The consensus of the presenters and attendees seems to be that people need to remain vigilant about protecting Lake Superior from the consequences of coastal development, invasive species, and climate change.
"I feel that people left the conference with a new energy and new sense of urgency," said Schomberg. "Achieving our regional -- let alone global, environmental, and economic goals -- requires both."
Visit the conference Web site (www.seagrant.umn.edu/superior2007) in the coming months to find out what participants had to say about their experience at the "Making a Great Lake Superior" Conference.
Climate Change Teaser
We can be the headwaters of the climate change debate as well as headwaters of the Great Lakes. We're here with the rock stars and Paul Reveres of climate change. Now is the time for us to roll up our sleeves and get busy. Tim Pawlenty, Governor of Minn.

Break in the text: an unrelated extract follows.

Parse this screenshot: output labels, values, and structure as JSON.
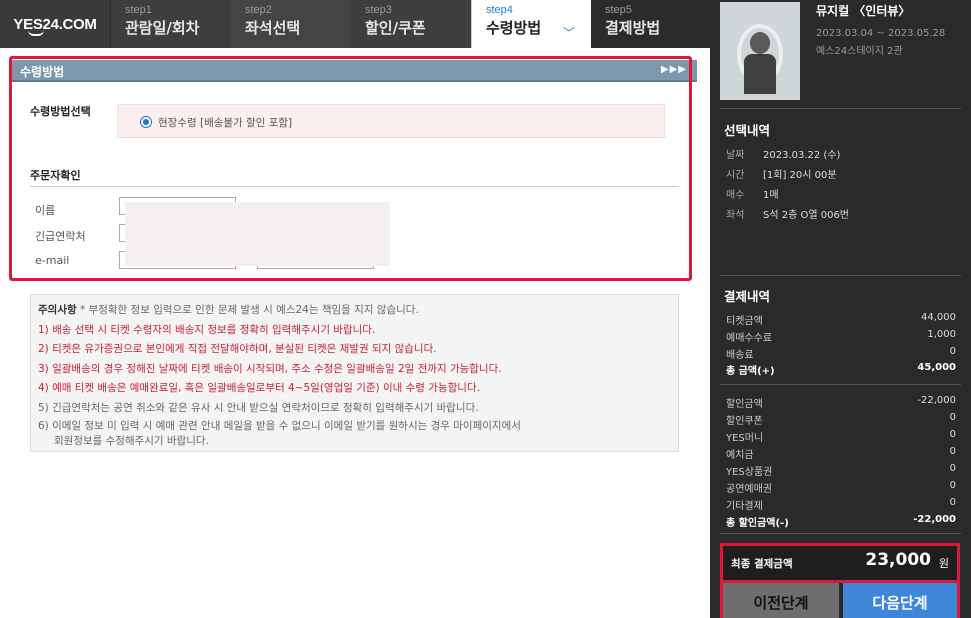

The "Making a Great Lake Superior 2007" Conference involved over six hours of climate change presentations and discussions. Look for a distilled version of what all the talking was about in the next issue of the Seiche. Until then, consider that some of the most substantial evidence that the Earth's climate is changing comes from research in the Lake Superior Basin.
- Lake Superior's average winter ice cover is 50 percent smaller than it was 100 years ago.
- Lake Superior's summer surface water has warmed almost twice as fast as the average air temperature.
- Wind speeds in the middle of Lake Superior have risen 25 percent over the last 25 years.
Superior Conference Quotes
- I reject the notion that efforts to help the environment will hurt the economy. I don't accept the premise. - Tim Pawlenty, Governor of Minn.
- I've had bad luck with ice shelves. Every one I've been on has collapsed. - Will Steger, Polar Explorer
- The lake's original invasive species is still a problem…that would be us. We are still the worst enemy of the aquatic environment. - Mark Ebener, Inter-Tribal Fisheries and Assessment Program
- I would rename this conference, "Keeping a Great Lake Superior." - Deb Swackhamer, interim director of the Institute on the Environment, University of Minn.
- Extreme weather is storm porn. It's photogenic, gripping, it makes the news and the media can be there before, during, and after. - Dave Phillips, senior meteorologist, Environment Canada
- We like to say we're in the perpetuity business. - Bob Krumenaker, superintendent of Apostle Islands National Lakeshore
- To paraphrase Aldo Leopold, we need to build a water ethic. - Richard Stewart, director of the Transportation and Logistics Research Center, University of Wisc.
- It's important to be an eco-municipality, but far more important to act like one. - Larry McDonald, Mayor of Bayfield, Wisc.
By Sharon Moen